Example:  We had a handful of non-negotiable "church rules" when you were little. There were consequences for breaking these rules every. single. time.  It didn't matter if you were tired, or "so and so was doing it," you were held responsible.  This often meant interrupting some of the only adult social time during the week to attend to a naughty child.  All three of you have been called down from the pulpit at least once.  It always tickled Daddy's funny bone to see people who had been texting, doodling, or sleeping sit up straight and pay attention after he called one of you down publicly.

As problems arose, we dealt with them in light of Love & Respect God or Love and Respect Others, not by creating infinite new rules.  

Example:  At two or three, Matt decided to hide one couple's car keys in his boot so they couldn't go home.   We didn't make rules against hiding keys, we took the time to teach him how that action didn't show love and respect for a family he dearly loved. 

Dad and mom need to train each child's strengths and weaknesses, whether or not the child sees them as "fair."
Each child is unique and special. They have their own set of weaknesses and strengths that need to be parented. While we have general age guidelines in our home, those are strongly influenced by the unique mix of character traits each child possesses.  It is only because of my God-given mission to raise each of you into His capable, devoted servants that I have the strength to parent this way.  I have the usual firstborn's sense of fair play at any cost, and often have had to pay the price when I go my way instead of God's.
Examples:  At three, you were required to stay "in arm's reach" following church services even though many of the other children your age were allowed to run and play freely. You had demonstrated more than once that you weren't able to follow rules when we weren't present.
 I have different "food rules" for Matt than I did Nate at the same age.  Nate learned to self-regulate quantity and sweets fairly young.  Matt would eat a quart of cookie dough without blinking. 
We now allow Nate several hours a day of computer time because he's programming Dad's business website and working for Google's coding apprenticeship program.  
The big takeaway?  Your children aren't miniature adults.  They have the God-given right to have two decades of loving, thoughtful training before they are fully responsible to interact with a sin-sick world.   YOU have the privilege of being their God-given teacher, coach, and mentor to prepare them to follow the Word and respond to the Holy Spirit.  Rise to your calling.
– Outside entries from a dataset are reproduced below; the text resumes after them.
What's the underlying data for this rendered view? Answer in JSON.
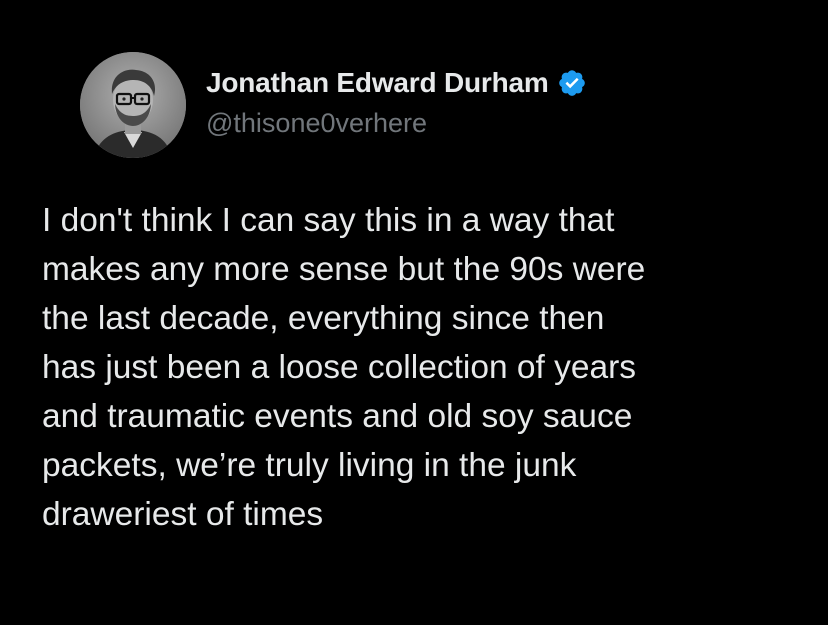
{
  "author": {
    "display_name": "Jonathan Edward Durham",
    "handle": "@thisone0verhere",
    "verified": true,
    "verified_color": "#1d9bf0"
  },
  "tweet": {
    "lines": [
      "I don't think I can say this in a way that",
      "makes any more sense but the 90s were",
      "the last decade, everything since then",
      "has just been a loose collection of years",
      "and traumatic events and old soy sauce",
      "packets, we’re truly living in the junk",
      "draweriest of times"
    ]
  },
  "icons": {
    "avatar": "profile-photo",
    "verified": "verified-badge-icon"
  },
  "colors": {
    "background": "#000000",
    "text": "#e7e9ea",
    "handle": "#71767b",
    "accent": "#1d9bf0"
  }
}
Love ya,

P.S.  My aunt and uncle, unbelievers, exercised authority and raised four stable, moral, civic-minded men.  I admire all of my cousins immensely.  While it is harder to make a case for parental authority without God, it isn't impossible. 


  1. Mrs. Rebecca, I appreciate you sharing these letters online for others to benefit from. My husband and I are about (Lord willing) to reach our 1-year anniversary, and we often talk about how we will raise our children (in the future, if He wills) in the Lord. It seems a daunting task, but a great privilege, to raise soldiers for Christ. Reading about other parents' journeys is incredibly helpful. I've not found another site quite like yours! You are so open about what works/what doesn't, what you liked/what you wished you would have done differently. I appreciate finally being able to read an honest approach from someone who is attempting to uphold God and His Word.

  2. Thank you so much for writing these posts. I really need help in the direction of discipline and consistency. I struggle with it daily and your posts, so lovingly written, offer priceless guidance. Thank you.